▶ _MATERIAL TO PROCESS_:
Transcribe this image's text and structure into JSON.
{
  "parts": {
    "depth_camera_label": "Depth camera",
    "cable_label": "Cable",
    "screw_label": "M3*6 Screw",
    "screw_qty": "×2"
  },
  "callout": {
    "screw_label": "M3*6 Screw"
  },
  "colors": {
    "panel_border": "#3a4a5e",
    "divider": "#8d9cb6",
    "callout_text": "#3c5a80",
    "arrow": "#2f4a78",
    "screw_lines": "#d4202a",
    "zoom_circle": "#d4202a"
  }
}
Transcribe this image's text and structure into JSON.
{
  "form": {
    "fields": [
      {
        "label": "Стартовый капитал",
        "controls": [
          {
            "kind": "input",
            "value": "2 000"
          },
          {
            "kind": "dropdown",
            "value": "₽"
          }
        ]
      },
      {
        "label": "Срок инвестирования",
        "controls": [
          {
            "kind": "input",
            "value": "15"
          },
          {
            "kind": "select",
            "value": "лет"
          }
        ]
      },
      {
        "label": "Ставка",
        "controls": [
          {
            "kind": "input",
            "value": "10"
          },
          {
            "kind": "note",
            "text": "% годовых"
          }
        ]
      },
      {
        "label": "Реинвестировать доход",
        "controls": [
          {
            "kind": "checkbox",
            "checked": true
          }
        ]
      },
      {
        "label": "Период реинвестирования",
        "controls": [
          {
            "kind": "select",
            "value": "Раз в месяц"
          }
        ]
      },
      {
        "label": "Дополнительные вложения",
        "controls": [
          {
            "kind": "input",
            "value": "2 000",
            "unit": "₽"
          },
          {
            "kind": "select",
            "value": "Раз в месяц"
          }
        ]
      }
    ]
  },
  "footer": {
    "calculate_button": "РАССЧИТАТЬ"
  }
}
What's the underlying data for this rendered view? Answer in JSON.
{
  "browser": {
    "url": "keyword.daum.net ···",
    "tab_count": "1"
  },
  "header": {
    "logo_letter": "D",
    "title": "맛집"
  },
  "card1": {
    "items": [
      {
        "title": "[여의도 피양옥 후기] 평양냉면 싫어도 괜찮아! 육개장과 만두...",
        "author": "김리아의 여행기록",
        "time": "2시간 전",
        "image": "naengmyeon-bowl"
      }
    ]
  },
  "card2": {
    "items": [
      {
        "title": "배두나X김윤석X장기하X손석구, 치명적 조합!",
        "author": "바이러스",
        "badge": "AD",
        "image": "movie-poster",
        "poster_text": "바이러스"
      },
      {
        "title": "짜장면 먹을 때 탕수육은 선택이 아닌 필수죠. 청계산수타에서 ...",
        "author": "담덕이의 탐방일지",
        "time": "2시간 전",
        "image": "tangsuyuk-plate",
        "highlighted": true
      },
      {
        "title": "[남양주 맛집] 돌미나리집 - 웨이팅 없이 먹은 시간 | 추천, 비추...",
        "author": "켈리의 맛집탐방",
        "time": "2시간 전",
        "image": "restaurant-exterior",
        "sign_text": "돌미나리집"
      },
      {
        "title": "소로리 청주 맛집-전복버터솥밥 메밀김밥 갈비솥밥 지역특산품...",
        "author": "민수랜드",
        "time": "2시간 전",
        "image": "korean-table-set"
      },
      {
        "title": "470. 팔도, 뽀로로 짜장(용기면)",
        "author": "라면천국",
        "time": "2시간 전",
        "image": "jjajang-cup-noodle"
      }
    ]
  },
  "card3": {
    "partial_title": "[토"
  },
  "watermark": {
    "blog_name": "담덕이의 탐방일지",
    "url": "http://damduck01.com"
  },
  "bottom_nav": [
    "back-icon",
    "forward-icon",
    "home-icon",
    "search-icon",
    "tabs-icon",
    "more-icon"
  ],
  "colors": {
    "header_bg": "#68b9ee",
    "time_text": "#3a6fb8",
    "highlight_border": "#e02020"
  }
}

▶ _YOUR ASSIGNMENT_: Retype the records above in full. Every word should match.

▶ _RESULT FOR THIS EXERCISE_:
Transcribe this image's text and structure into JSON.
{
  "parts": {
    "depth_camera_label": "Depth camera",
    "cable_label": "Cable",
    "screw_label": "M3*6 Screw",
    "screw_qty": "×2"
  },
  "callout": {
    "screw_label": "M3*6 Screw"
  },
  "colors": {
    "panel_border": "#3a4a5e",
    "divider": "#8d9cb6",
    "callout_text": "#3c5a80",
    "arrow": "#2f4a78",
    "screw_lines": "#d4202a",
    "zoom_circle": "#d4202a"
  }
}
Transcribe this image's text and structure into JSON.
{
  "form": {
    "fields": [
      {
        "label": "Стартовый капитал",
        "controls": [
          {
            "kind": "input",
            "value": "2 000"
          },
          {
            "kind": "dropdown",
            "value": "₽"
          }
        ]
      },
      {
        "label": "Срок инвестирования",
        "controls": [
          {
            "kind": "input",
            "value": "15"
          },
          {
            "kind": "select",
            "value": "лет"
          }
        ]
      },
      {
        "label": "Ставка",
        "controls": [
          {
            "kind": "input",
            "value": "10"
          },
          {
            "kind": "note",
            "text": "% годовых"
          }
        ]
      },
      {
        "label": "Реинвестировать доход",
        "controls": [
          {
            "kind": "checkbox",
            "checked": true
          }
        ]
      },
      {
        "label": "Период реинвестирования",
        "controls": [
          {
            "kind": "select",
            "value": "Раз в месяц"
          }
        ]
      },
      {
        "label": "Дополнительные вложения",
        "controls": [
          {
            "kind": "input",
            "value": "2 000",
            "unit": "₽"
          },
          {
            "kind": "select",
            "value": "Раз в месяц"
          }
        ]
      }
    ]
  },
  "footer": {
    "calculate_button": "РАССЧИТАТЬ"
  }
}
What's the underlying data for this rendered view? Answer in JSON.
{
  "browser": {
    "url": "keyword.daum.net ···",
    "tab_count": "1"
  },
  "header": {
    "logo_letter": "D",
    "title": "맛집"
  },
  "card1": {
    "items": [
      {
        "title": "[여의도 피양옥 후기] 평양냉면 싫어도 괜찮아! 육개장과 만두...",
        "author": "김리아의 여행기록",
        "time": "2시간 전",
        "image": "naengmyeon-bowl"
      }
    ]
  },
  "card2": {
    "items": [
      {
        "title": "배두나X김윤석X장기하X손석구, 치명적 조합!",
        "author": "바이러스",
        "badge": "AD",
        "image": "movie-poster",
        "poster_text": "바이러스"
      },
      {
        "title": "짜장면 먹을 때 탕수육은 선택이 아닌 필수죠. 청계산수타에서 ...",
        "author": "담덕이의 탐방일지",
        "time": "2시간 전",
        "image": "tangsuyuk-plate",
        "highlighted": true
      },
      {
        "title": "[남양주 맛집] 돌미나리집 - 웨이팅 없이 먹은 시간 | 추천, 비추...",
        "author": "켈리의 맛집탐방",
        "time": "2시간 전",
        "image": "restaurant-exterior",
        "sign_text": "돌미나리집"
      },
      {
        "title": "소로리 청주 맛집-전복버터솥밥 메밀김밥 갈비솥밥 지역특산품...",
        "author": "민수랜드",
        "time": "2시간 전",
        "image": "korean-table-set"
      },
      {
        "title": "470. 팔도, 뽀로로 짜장(용기면)",
        "author": "라면천국",
        "time": "2시간 전",
        "image": "jjajang-cup-noodle"
      }
    ]
  },
  "card3": {
    "partial_title": "[토"
  },
  "watermark": {
    "blog_name": "담덕이의 탐방일지",
    "url": "http://damduck01.com"
  },
  "bottom_nav": [
    "back-icon",
    "forward-icon",
    "home-icon",
    "search-icon",
    "tabs-icon",
    "more-icon"
  ],
  "colors": {
    "header_bg": "#68b9ee",
    "time_text": "#3a6fb8",
    "highlight_border": "#e02020"
  }
}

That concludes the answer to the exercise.